I am, major, very respectfully, your obedient servant,
S. K. ZOOK,
Major JOHN HANCOCK,
Report of Colonel Hiram Burnham, Sixth Maine Infantry, commanding Light Division, Sixth Army Corps.
HEADQUARTERS LIGHT DIVISION, SIXTH CORPS,
May 12, 1863.
GENERAL: I have the honor to submit the following report of the operations of the Light Division from the date of the resignation of General Pratt, April 30, when the command devolved upon me, to the time when the command was withdrawn to the left bank of the Rappahannock on the morning of May 5:

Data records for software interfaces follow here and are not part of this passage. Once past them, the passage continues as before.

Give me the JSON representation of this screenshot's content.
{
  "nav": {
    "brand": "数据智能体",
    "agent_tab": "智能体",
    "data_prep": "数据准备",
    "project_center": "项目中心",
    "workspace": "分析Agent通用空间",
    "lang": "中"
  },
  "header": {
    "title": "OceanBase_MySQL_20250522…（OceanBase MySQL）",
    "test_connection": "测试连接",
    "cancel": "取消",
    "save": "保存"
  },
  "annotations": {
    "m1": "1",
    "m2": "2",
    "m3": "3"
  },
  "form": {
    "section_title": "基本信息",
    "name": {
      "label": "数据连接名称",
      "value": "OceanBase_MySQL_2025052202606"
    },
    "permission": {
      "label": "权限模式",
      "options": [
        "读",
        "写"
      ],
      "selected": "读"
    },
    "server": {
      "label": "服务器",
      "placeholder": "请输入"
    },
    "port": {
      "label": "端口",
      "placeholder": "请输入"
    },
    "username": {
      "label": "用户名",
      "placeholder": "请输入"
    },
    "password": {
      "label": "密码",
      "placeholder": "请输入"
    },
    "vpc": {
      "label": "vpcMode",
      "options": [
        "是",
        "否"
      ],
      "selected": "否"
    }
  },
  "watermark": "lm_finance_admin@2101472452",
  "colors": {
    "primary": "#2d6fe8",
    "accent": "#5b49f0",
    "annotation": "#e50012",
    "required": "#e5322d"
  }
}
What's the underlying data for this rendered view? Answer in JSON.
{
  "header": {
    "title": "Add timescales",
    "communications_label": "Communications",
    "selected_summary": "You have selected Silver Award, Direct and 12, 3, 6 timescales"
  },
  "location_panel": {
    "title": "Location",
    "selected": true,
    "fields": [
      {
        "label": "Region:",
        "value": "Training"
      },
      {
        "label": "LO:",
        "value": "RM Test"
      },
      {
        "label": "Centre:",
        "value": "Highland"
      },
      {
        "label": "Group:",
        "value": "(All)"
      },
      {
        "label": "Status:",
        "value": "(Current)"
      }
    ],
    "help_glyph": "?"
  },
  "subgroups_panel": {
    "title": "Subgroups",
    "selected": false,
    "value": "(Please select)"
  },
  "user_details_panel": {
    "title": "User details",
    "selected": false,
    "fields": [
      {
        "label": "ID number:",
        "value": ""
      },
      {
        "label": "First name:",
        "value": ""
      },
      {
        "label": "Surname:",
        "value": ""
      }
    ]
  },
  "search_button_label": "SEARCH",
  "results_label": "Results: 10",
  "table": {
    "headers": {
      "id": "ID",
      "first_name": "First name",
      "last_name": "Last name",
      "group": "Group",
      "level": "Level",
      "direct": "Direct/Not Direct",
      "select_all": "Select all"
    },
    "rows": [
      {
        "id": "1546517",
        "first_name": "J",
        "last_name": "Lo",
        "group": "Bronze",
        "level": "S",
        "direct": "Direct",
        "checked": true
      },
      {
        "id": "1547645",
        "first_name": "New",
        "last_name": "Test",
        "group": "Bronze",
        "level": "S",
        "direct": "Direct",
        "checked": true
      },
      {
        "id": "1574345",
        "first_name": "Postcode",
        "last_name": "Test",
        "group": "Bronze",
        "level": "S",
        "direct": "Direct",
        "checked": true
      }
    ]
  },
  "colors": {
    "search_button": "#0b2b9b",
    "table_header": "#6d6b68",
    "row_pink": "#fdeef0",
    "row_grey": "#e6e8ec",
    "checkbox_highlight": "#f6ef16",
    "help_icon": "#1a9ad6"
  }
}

In pursuance of orders received from corps headquarters, I marched the Light Division to the right bank of the river on the morning of May 1, crossing near Deep Run and reporting to Brigadier-General Brooks for orders. I was directed to take up a position in front of our forces at this point, which I accordingly did, relieving all pickets which had previously been thrown out. This position was maintained almost without incident until 5 p. m. May 2, when it was determined to drive the enemy back, and the necessary preparations were accordingly